In your answer, print each of the records below exactly.

* _Records from a data collection_:
################

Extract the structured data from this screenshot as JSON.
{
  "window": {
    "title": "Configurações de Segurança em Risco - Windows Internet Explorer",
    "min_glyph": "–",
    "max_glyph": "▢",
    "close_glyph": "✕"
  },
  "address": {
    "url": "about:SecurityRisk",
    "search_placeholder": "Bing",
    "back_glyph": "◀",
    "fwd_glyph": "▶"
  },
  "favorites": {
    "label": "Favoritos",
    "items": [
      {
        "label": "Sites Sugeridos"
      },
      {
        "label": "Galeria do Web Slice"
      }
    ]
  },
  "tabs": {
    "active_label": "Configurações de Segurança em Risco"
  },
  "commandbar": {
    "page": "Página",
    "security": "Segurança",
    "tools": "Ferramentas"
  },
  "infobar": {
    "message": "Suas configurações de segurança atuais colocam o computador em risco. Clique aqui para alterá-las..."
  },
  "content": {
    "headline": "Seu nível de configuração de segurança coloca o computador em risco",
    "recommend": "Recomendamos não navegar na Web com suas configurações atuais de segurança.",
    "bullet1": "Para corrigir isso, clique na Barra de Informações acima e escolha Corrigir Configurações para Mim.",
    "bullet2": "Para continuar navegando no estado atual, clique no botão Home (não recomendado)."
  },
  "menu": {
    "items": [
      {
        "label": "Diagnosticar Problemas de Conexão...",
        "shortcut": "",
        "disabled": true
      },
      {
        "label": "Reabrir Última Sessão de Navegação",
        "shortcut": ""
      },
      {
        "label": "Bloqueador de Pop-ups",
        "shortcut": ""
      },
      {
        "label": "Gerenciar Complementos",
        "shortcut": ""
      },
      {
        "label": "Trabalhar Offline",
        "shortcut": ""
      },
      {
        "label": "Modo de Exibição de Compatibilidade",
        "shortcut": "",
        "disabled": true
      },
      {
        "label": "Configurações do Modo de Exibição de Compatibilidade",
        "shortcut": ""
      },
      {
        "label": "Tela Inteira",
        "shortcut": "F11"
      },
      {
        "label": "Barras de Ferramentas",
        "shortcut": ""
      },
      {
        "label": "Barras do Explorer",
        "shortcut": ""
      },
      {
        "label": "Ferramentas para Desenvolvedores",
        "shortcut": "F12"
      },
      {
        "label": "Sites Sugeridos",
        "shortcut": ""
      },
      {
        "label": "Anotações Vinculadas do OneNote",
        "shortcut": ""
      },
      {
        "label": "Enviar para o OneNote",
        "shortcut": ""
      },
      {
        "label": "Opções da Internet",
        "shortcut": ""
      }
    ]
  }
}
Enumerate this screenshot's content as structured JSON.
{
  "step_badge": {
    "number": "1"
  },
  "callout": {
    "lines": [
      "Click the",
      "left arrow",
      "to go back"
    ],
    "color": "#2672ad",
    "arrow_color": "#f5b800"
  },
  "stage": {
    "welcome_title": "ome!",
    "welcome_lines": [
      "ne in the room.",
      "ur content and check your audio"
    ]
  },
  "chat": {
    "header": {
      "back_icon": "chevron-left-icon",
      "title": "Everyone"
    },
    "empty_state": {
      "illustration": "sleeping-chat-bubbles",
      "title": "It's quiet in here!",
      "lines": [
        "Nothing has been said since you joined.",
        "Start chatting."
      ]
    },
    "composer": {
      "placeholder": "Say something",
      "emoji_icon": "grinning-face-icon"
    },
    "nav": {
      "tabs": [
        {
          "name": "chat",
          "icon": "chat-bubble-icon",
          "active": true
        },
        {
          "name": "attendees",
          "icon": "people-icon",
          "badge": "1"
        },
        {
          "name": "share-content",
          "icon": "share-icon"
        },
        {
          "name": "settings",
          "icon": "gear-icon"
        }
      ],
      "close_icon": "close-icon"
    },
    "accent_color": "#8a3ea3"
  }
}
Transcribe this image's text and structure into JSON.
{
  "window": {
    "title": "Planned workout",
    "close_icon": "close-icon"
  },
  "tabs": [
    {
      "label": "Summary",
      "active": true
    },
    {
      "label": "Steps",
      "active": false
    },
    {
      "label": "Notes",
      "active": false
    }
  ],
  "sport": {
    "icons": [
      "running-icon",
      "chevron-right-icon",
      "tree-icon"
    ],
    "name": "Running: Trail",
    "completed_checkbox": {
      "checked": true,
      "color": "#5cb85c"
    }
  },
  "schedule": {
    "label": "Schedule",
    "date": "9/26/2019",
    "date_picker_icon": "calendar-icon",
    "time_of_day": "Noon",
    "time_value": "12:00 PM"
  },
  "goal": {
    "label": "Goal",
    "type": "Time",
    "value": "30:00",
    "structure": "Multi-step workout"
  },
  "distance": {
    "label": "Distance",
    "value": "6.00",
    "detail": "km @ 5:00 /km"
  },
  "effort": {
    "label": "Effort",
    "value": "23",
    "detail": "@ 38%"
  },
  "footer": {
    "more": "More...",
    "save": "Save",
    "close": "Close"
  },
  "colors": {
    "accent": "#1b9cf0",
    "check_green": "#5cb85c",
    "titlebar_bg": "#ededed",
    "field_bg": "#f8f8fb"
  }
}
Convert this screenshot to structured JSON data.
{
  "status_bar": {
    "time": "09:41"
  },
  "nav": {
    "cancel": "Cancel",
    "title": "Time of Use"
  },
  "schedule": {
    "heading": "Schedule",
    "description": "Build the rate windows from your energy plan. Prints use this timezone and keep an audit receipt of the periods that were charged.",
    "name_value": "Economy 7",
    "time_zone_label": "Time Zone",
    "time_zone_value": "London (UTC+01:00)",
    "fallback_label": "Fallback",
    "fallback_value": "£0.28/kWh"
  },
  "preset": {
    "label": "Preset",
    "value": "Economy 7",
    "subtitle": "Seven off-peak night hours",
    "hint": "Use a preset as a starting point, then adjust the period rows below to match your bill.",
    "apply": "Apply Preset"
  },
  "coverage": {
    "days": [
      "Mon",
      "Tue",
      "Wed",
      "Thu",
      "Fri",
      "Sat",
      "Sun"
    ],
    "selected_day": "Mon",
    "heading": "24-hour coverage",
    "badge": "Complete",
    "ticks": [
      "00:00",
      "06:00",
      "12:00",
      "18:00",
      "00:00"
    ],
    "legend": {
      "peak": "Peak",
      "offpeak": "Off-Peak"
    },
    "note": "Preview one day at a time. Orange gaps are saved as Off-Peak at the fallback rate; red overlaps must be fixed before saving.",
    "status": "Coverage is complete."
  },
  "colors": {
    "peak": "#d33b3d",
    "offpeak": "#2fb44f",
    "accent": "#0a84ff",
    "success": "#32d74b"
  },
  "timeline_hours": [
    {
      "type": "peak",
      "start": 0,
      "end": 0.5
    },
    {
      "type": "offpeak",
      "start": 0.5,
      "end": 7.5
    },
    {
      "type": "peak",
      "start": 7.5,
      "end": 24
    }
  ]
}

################

* _PROBLEM SOLUTION_:
Extract the structured data from this screenshot as JSON.
{
  "window": {
    "title": "Configurações de Segurança em Risco - Windows Internet Explorer",
    "min_glyph": "–",
    "max_glyph": "▢",
    "close_glyph": "✕"
  },
  "address": {
    "url": "about:SecurityRisk",
    "search_placeholder": "Bing",
    "back_glyph": "◀",
    "fwd_glyph": "▶"
  },
  "favorites": {
    "label": "Favoritos",
    "items": [
      {
        "label": "Sites Sugeridos"
      },
      {
        "label": "Galeria do Web Slice"
      }
    ]
  },
  "tabs": {
    "active_label": "Configurações de Segurança em Risco"
  },
  "commandbar": {
    "page": "Página",
    "security": "Segurança",
    "tools": "Ferramentas"
  },
  "infobar": {
    "message": "Suas configurações de segurança atuais colocam o computador em risco. Clique aqui para alterá-las..."
  },
  "content": {
    "headline": "Seu nível de configuração de segurança coloca o computador em risco",
    "recommend": "Recomendamos não navegar na Web com suas configurações atuais de segurança.",
    "bullet1": "Para corrigir isso, clique na Barra de Informações acima e escolha Corrigir Configurações para Mim.",
    "bullet2": "Para continuar navegando no estado atual, clique no botão Home (não recomendado)."
  },
  "menu": {
    "items": [
      {
        "label": "Diagnosticar Problemas de Conexão...",
        "shortcut": "",
        "disabled": true
      },
      {
        "label": "Reabrir Última Sessão de Navegação",
        "shortcut": ""
      },
      {
        "label": "Bloqueador de Pop-ups",
        "shortcut": ""
      },
      {
        "label": "Gerenciar Complementos",
        "shortcut": ""
      },
      {
        "label": "Trabalhar Offline",
        "shortcut": ""
      },
      {
        "label": "Modo de Exibição de Compatibilidade",
        "shortcut": "",
        "disabled": true
      },
      {
        "label": "Configurações do Modo de Exibição de Compatibilidade",
        "shortcut": ""
      },
      {
        "label": "Tela Inteira",
        "shortcut": "F11"
      },
      {
        "label": "Barras de Ferramentas",
        "shortcut": ""
      },
      {
        "label": "Barras do Explorer",
        "shortcut": ""
      },
      {
        "label": "Ferramentas para Desenvolvedores",
        "shortcut": "F12"
      },
      {
        "label": "Sites Sugeridos",
        "shortcut": ""
      },
      {
        "label": "Anotações Vinculadas do OneNote",
        "shortcut": ""
      },
      {
        "label": "Enviar para o OneNote",
        "shortcut": ""
      },
      {
        "label": "Opções da Internet",
        "shortcut": ""
      }
    ]
  }
}
Enumerate this screenshot's content as structured JSON.
{
  "step_badge": {
    "number": "1"
  },
  "callout": {
    "lines": [
      "Click the",
      "left arrow",
      "to go back"
    ],
    "color": "#2672ad",
    "arrow_color": "#f5b800"
  },
  "stage": {
    "welcome_title": "ome!",
    "welcome_lines": [
      "ne in the room.",
      "ur content and check your audio"
    ]
  },
  "chat": {
    "header": {
      "back_icon": "chevron-left-icon",
      "title": "Everyone"
    },
    "empty_state": {
      "illustration": "sleeping-chat-bubbles",
      "title": "It's quiet in here!",
      "lines": [
        "Nothing has been said since you joined.",
        "Start chatting."
      ]
    },
    "composer": {
      "placeholder": "Say something",
      "emoji_icon": "grinning-face-icon"
    },
    "nav": {
      "tabs": [
        {
          "name": "chat",
          "icon": "chat-bubble-icon",
          "active": true
        },
        {
          "name": "attendees",
          "icon": "people-icon",
          "badge": "1"
        },
        {
          "name": "share-content",
          "icon": "share-icon"
        },
        {
          "name": "settings",
          "icon": "gear-icon"
        }
      ],
      "close_icon": "close-icon"
    },
    "accent_color": "#8a3ea3"
  }
}
Transcribe this image's text and structure into JSON.
{
  "window": {
    "title": "Planned workout",
    "close_icon": "close-icon"
  },
  "tabs": [
    {
      "label": "Summary",
      "active": true
    },
    {
      "label": "Steps",
      "active": false
    },
    {
      "label": "Notes",
      "active": false
    }
  ],
  "sport": {
    "icons": [
      "running-icon",
      "chevron-right-icon",
      "tree-icon"
    ],
    "name": "Running: Trail",
    "completed_checkbox": {
      "checked": true,
      "color": "#5cb85c"
    }
  },
  "schedule": {
    "label": "Schedule",
    "date": "9/26/2019",
    "date_picker_icon": "calendar-icon",
    "time_of_day": "Noon",
    "time_value": "12:00 PM"
  },
  "goal": {
    "label": "Goal",
    "type": "Time",
    "value": "30:00",
    "structure": "Multi-step workout"
  },
  "distance": {
    "label": "Distance",
    "value": "6.00",
    "detail": "km @ 5:00 /km"
  },
  "effort": {
    "label": "Effort",
    "value": "23",
    "detail": "@ 38%"
  },
  "footer": {
    "more": "More...",
    "save": "Save",
    "close": "Close"
  },
  "colors": {
    "accent": "#1b9cf0",
    "check_green": "#5cb85c",
    "titlebar_bg": "#ededed",
    "field_bg": "#f8f8fb"
  }
}
Convert this screenshot to structured JSON data.
{
  "status_bar": {
    "time": "09:41"
  },
  "nav": {
    "cancel": "Cancel",
    "title": "Time of Use"
  },
  "schedule": {
    "heading": "Schedule",
    "description": "Build the rate windows from your energy plan. Prints use this timezone and keep an audit receipt of the periods that were charged.",
    "name_value": "Economy 7",
    "time_zone_label": "Time Zone",
    "time_zone_value": "London (UTC+01:00)",
    "fallback_label": "Fallback",
    "fallback_value": "£0.28/kWh"
  },
  "preset": {
    "label": "Preset",
    "value": "Economy 7",
    "subtitle": "Seven off-peak night hours",
    "hint": "Use a preset as a starting point, then adjust the period rows below to match your bill.",
    "apply": "Apply Preset"
  },
  "coverage": {
    "days": [
      "Mon",
      "Tue",
      "Wed",
      "Thu",
      "Fri",
      "Sat",
      "Sun"
    ],
    "selected_day": "Mon",
    "heading": "24-hour coverage",
    "badge": "Complete",
    "ticks": [
      "00:00",
      "06:00",
      "12:00",
      "18:00",
      "00:00"
    ],
    "legend": {
      "peak": "Peak",
      "offpeak": "Off-Peak"
    },
    "note": "Preview one day at a time. Orange gaps are saved as Off-Peak at the fallback rate; red overlaps must be fixed before saving.",
    "status": "Coverage is complete."
  },
  "colors": {
    "peak": "#d33b3d",
    "offpeak": "#2fb44f",
    "accent": "#0a84ff",
    "success": "#32d74b"
  },
  "timeline_hours": [
    {
      "type": "peak",
      "start": 0,
      "end": 0.5
    },
    {
      "type": "offpeak",
      "start": 0.5,
      "end": 7.5
    },
    {
      "type": "peak",
      "start": 7.5,
      "end": 24
    }
  ]
}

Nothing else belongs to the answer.